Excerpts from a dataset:
|---|

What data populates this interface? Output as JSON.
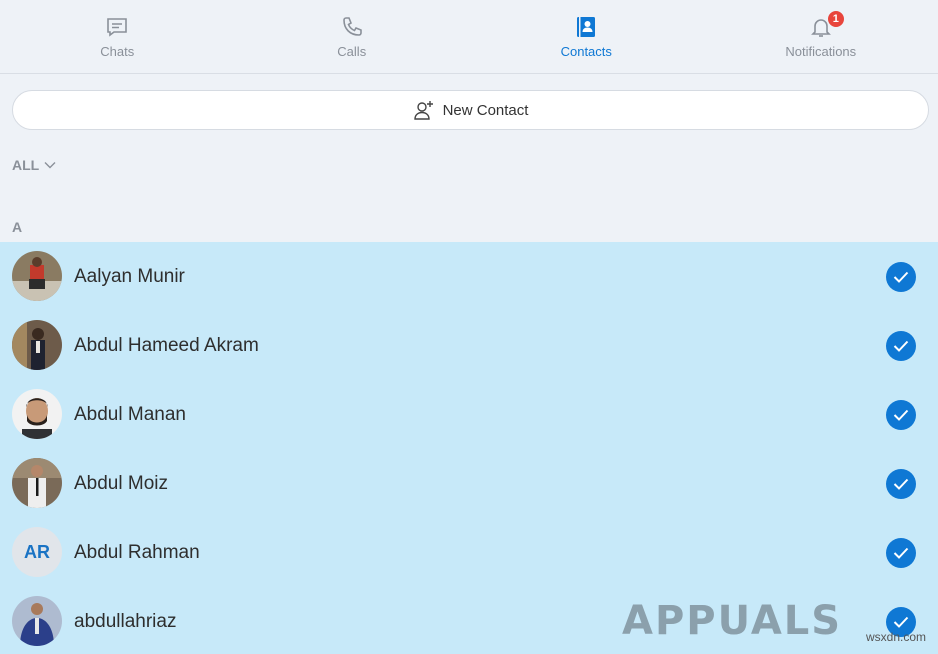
{
  "tabs": [
    {
      "label": "Chats",
      "icon": "chat-icon",
      "active": false
    },
    {
      "label": "Calls",
      "icon": "phone-icon",
      "active": false
    },
    {
      "label": "Contacts",
      "icon": "contacts-icon",
      "active": true
    },
    {
      "label": "Notifications",
      "icon": "bell-icon",
      "active": false,
      "badge": "1"
    }
  ],
  "new_contact": {
    "label": "New Contact",
    "icon": "add-person-icon"
  },
  "filter": {
    "label": "ALL",
    "icon": "chevron-down-icon"
  },
  "section": {
    "letter": "A"
  },
  "contacts": [
    {
      "name": "Aalyan Munir",
      "avatar": "photo",
      "selected": true
    },
    {
      "name": "Abdul Hameed Akram",
      "avatar": "photo",
      "selected": true
    },
    {
      "name": "Abdul Manan",
      "avatar": "photo",
      "selected": true
    },
    {
      "name": "Abdul Moiz",
      "avatar": "photo",
      "selected": true
    },
    {
      "name": "Abdul Rahman",
      "avatar_initials": "AR",
      "selected": true
    },
    {
      "name": "abdullahriaz",
      "avatar": "photo",
      "selected": true
    }
  ],
  "watermark": {
    "brand": "APPUALS",
    "site": "wsxdn.com"
  },
  "colors": {
    "accent": "#0f78d4",
    "selected_row": "#c7e9f9",
    "badge": "#e8453c",
    "background": "#eef2f7"
  }
}
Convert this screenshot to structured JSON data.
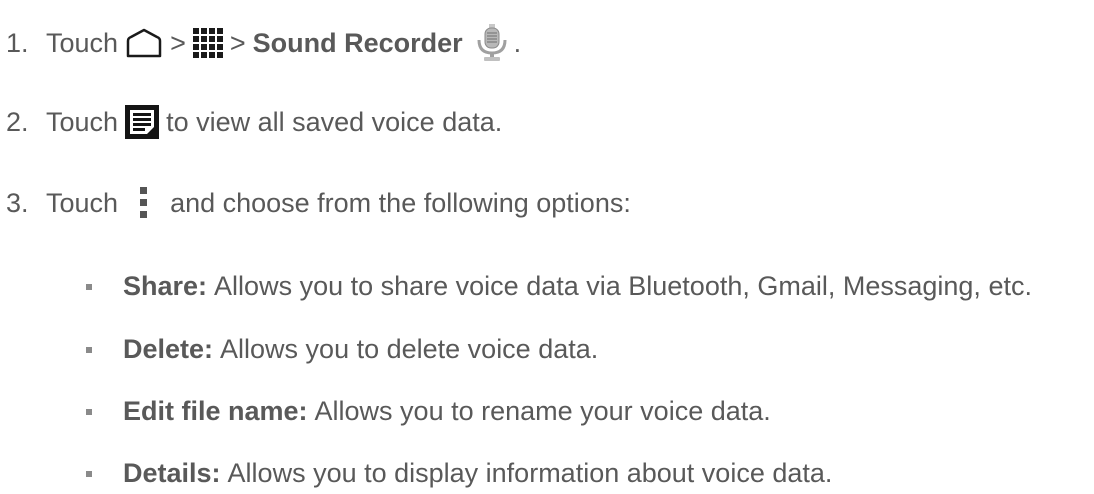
{
  "steps": [
    {
      "number": "1.",
      "touch": "Touch",
      "sep1": ">",
      "sep2": ">",
      "app_name": "Sound Recorder",
      "end": ".",
      "icons": [
        "home-icon",
        "apps-grid-icon",
        "sound-recorder-app-icon"
      ]
    },
    {
      "number": "2.",
      "touch": "Touch",
      "text": "to view all saved voice data.",
      "icons": [
        "list-icon"
      ]
    },
    {
      "number": "3.",
      "touch": "Touch",
      "text": "and choose from the following options:",
      "icons": [
        "menu-icon"
      ]
    }
  ],
  "options": [
    {
      "label": "Share:",
      "text": "Allows you to share voice data via Bluetooth, Gmail, Messaging, etc."
    },
    {
      "label": "Delete:",
      "text": "Allows you to delete voice data."
    },
    {
      "label": "Edit file name:",
      "text": "Allows you to rename your voice data."
    },
    {
      "label": "Details:",
      "text": "Allows you to display information about voice data."
    }
  ],
  "colors": {
    "text": "#595959",
    "bullet": "#8a8a8a",
    "icon_dark": "#1a1a1a"
  }
}
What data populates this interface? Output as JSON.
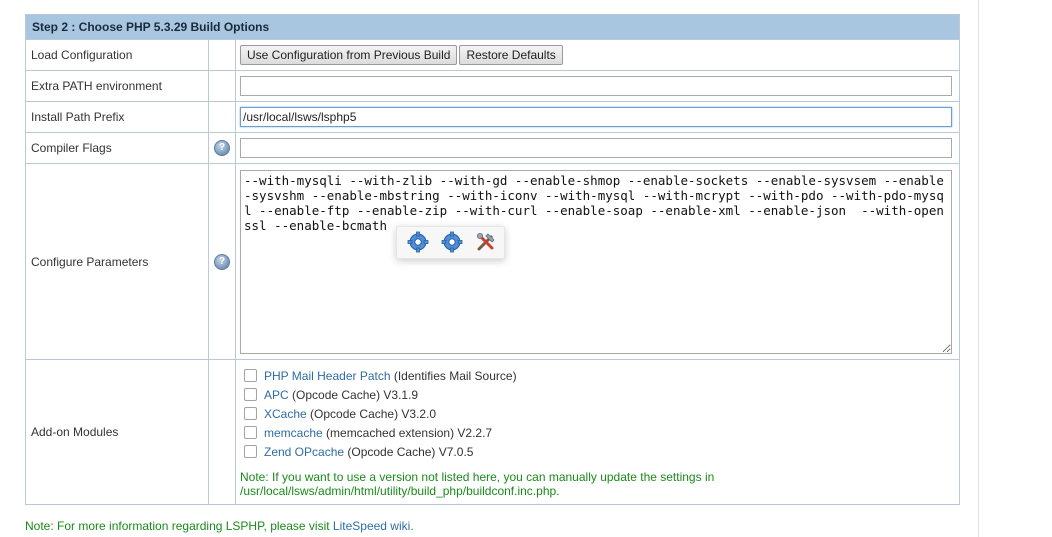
{
  "header": {
    "title": "Step 2 : Choose PHP 5.3.29 Build Options"
  },
  "rows": {
    "load_config": {
      "label": "Load Configuration",
      "btn_previous": "Use Configuration from Previous Build",
      "btn_restore": "Restore Defaults"
    },
    "extra_path": {
      "label": "Extra PATH environment",
      "value": ""
    },
    "install_prefix": {
      "label": "Install Path Prefix",
      "value": "/usr/local/lsws/lsphp5"
    },
    "compiler_flags": {
      "label": "Compiler Flags",
      "value": ""
    },
    "configure_params": {
      "label": "Configure Parameters",
      "value": "--with-mysqli --with-zlib --with-gd --enable-shmop --enable-sockets --enable-sysvsem --enable-sysvshm --enable-mbstring --with-iconv --with-mysql --with-mcrypt --with-pdo --with-pdo-mysql --enable-ftp --enable-zip --with-curl --enable-soap --enable-xml --enable-json  --with-openssl --enable-bcmath"
    },
    "addon_modules": {
      "label": "Add-on Modules",
      "items": [
        {
          "name": "PHP Mail Header Patch",
          "desc": " (Identifies Mail Source)",
          "checked": false
        },
        {
          "name": "APC",
          "desc": " (Opcode Cache) V3.1.9",
          "checked": false
        },
        {
          "name": "XCache",
          "desc": " (Opcode Cache) V3.2.0",
          "checked": false
        },
        {
          "name": "memcache",
          "desc": " (memcached extension) V2.2.7",
          "checked": false
        },
        {
          "name": "Zend OPcache",
          "desc": " (Opcode Cache) V7.0.5",
          "checked": false
        }
      ],
      "note_line1": "Note: If you want to use a version not listed here, you can manually update the settings in",
      "note_line2": "/usr/local/lsws/admin/html/utility/build_php/buildconf.inc.php."
    }
  },
  "footer": {
    "note_prefix": "Note: For more information regarding LSPHP, please visit ",
    "link_text": "LiteSpeed wiki",
    "note_suffix": "."
  },
  "icons": {
    "help": "help-icon",
    "toolbar": [
      "gear-icon",
      "gear-icon",
      "tools-icon"
    ]
  },
  "colors": {
    "header_bg": "#a8c6e0",
    "border": "#b8cad9",
    "link": "#2e6da4",
    "note": "#1a8a1a"
  }
}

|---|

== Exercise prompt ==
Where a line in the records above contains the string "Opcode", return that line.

== Worked solution ==
          "desc": " (Opcode Cache) V3.1.9",
          "desc": " (Opcode Cache) V3.2.0",
          "desc": " (Opcode Cache) V7.0.5",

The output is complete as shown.